The problem with a system in which low-risk producers pay for the services, but don’t use them while high-risk victims use the services, but don’t pay for them, is that there is no incentive for people to be healthy. As people act more and more recklessly, the government steps in and starts controlling their lives in order to reduce costs. Fascism.
Socialized medicine redistributes wealth in order to equalize the outcomes of good lifestyle choices and poor lifestyle choices. The more that lifestyles are equalized, the less personal responsibility there is among the citizens. Eventually, the government takes control of people’s lives to reduce costs. This article shows how it’s happening in Canada, as they try to ban trans fats:
A mammoth government program is a poor excuse for further encroachment on people’s lives–maybe fewer government entitlements would encourage smarter and healthier habits. If the ban is the sword of the nanny-state crusader, surely the health-care system represents his shield.
Freedom means deciding how much security to want, based on your own free choices and the risks you assume.
A useful podcast on health care and government, featuring Sally C. Pipes on the Dennis Prager show is here.
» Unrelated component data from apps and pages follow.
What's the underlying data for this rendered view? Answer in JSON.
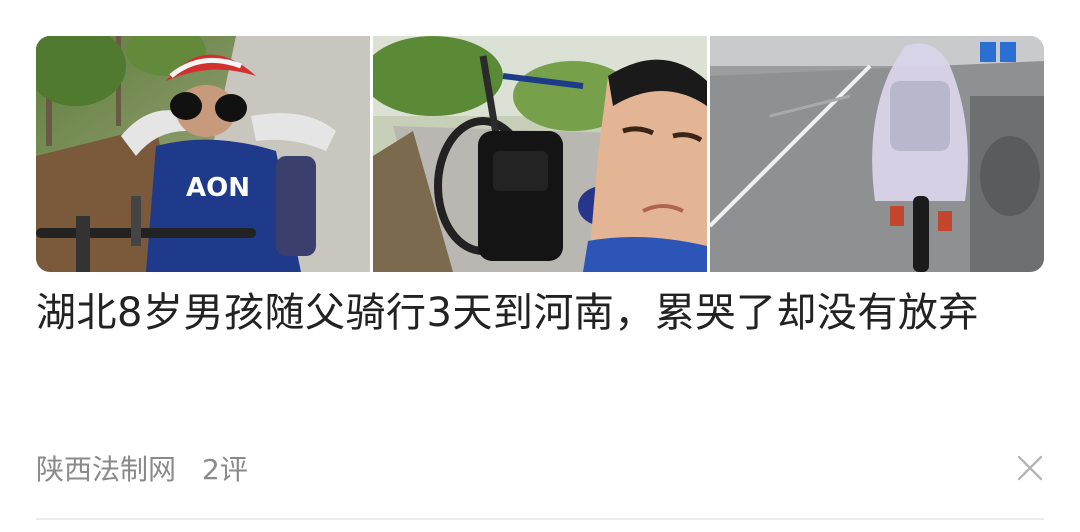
{
  "article": {
    "headline": "湖北8岁男孩随父骑行3天到河南，累哭了却没有放弃",
    "source": "陕西法制网",
    "comments": "2评"
  },
  "thumbnails": [
    {
      "icon": "photo-boy-crying-with-bike",
      "jersey_text": "AON"
    },
    {
      "icon": "photo-boy-face-with-bicycle"
    },
    {
      "icon": "photo-rider-raincoat-wet-road"
    }
  ],
  "icons": {
    "close": "close-icon"
  },
  "colors": {
    "text_primary": "#222222",
    "text_secondary": "#8a8a8a",
    "divider": "#ececec"
  }
}
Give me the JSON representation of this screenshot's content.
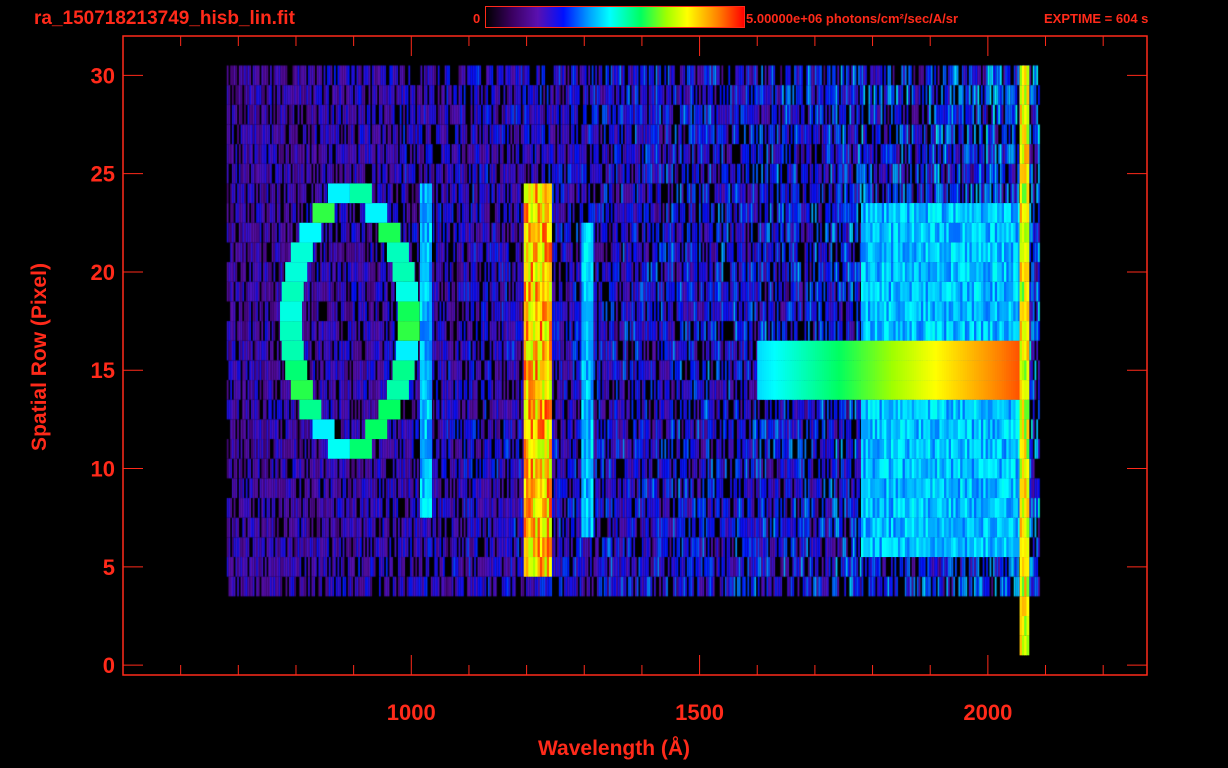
{
  "header": {
    "title": "ra_150718213749_hisb_lin.fit",
    "colorbar_min": "0",
    "colorbar_max": "5.00000e+06 photons/cm²/sec/A/sr",
    "exptime": "EXPTIME = 604 s"
  },
  "chart_data": {
    "type": "heatmap",
    "xlabel": "Wavelength (Å)",
    "ylabel": "Spatial Row (Pixel)",
    "xlim": [
      500,
      2276
    ],
    "ylim": [
      -0.5,
      32
    ],
    "xticks": [
      "1000",
      "1500",
      "2000"
    ],
    "yticks": [
      "0",
      "5",
      "10",
      "15",
      "20",
      "25",
      "30"
    ],
    "colormap": "rainbow (black-purple-blue-cyan-green-yellow-red)",
    "color_range": [
      0,
      5000000
    ],
    "axis_color": "#ff2a1a",
    "background": {
      "wavelength_range": [
        680,
        2090
      ],
      "rows": [
        4,
        30
      ],
      "level": 0.2
    },
    "features": [
      {
        "wavelength_range": [
          772,
          1015
        ],
        "rows": [
          11,
          24
        ],
        "level": 0.55,
        "shape": "ring"
      },
      {
        "wavelength_range": [
          1015,
          1035
        ],
        "rows": [
          8,
          24
        ],
        "level": 0.45,
        "shape": "band"
      },
      {
        "wavelength_range": [
          1195,
          1240
        ],
        "rows": [
          5,
          24
        ],
        "level": 0.88,
        "shape": "band"
      },
      {
        "wavelength_range": [
          1295,
          1315
        ],
        "rows": [
          7,
          22
        ],
        "level": 0.45,
        "shape": "band"
      },
      {
        "wavelength_range": [
          1780,
          2060
        ],
        "rows": [
          6,
          23
        ],
        "level": 0.45,
        "shape": "band"
      },
      {
        "wavelength_range": [
          1600,
          2065
        ],
        "rows": [
          14,
          16
        ],
        "level": 0.75,
        "shape": "band"
      },
      {
        "wavelength_range": [
          2055,
          2068
        ],
        "rows": [
          1,
          30
        ],
        "level": 0.8,
        "shape": "band"
      }
    ]
  }
}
For a good explanation of supply, demand and shortages, see this Von Mises Institute article.
NHS managers were yesterday accused of putting targets and cost-cutting ahead of patients as a report into at Mid-Staffordshire Hospitals trust found up to 1,200 people may have died needlessly due to “appalling standards of care” at a single hospital.
…Last night patient groups voiced concern that managers who should have spotted failings at the trust but did not raise the alarm have been promoted to key jobs in the NHS and health care regulation.
…The investigation into care between 2005 and 2008 found overstretched and poorly trained nurses who turned off equipment because they did not know how to work it, newly qualified doctors left to care for patients recovering from surgery at night, patients left for hours in soiled bedclothes and reception staff expected to judge the seriousness of the condition of patients arriving at Accident and Emergency.
Doctors were diverted from seriously ill patients to treat ones with minor problems to make the trust look better because it was in danger of breaching the Government’s four-hour waiting time target.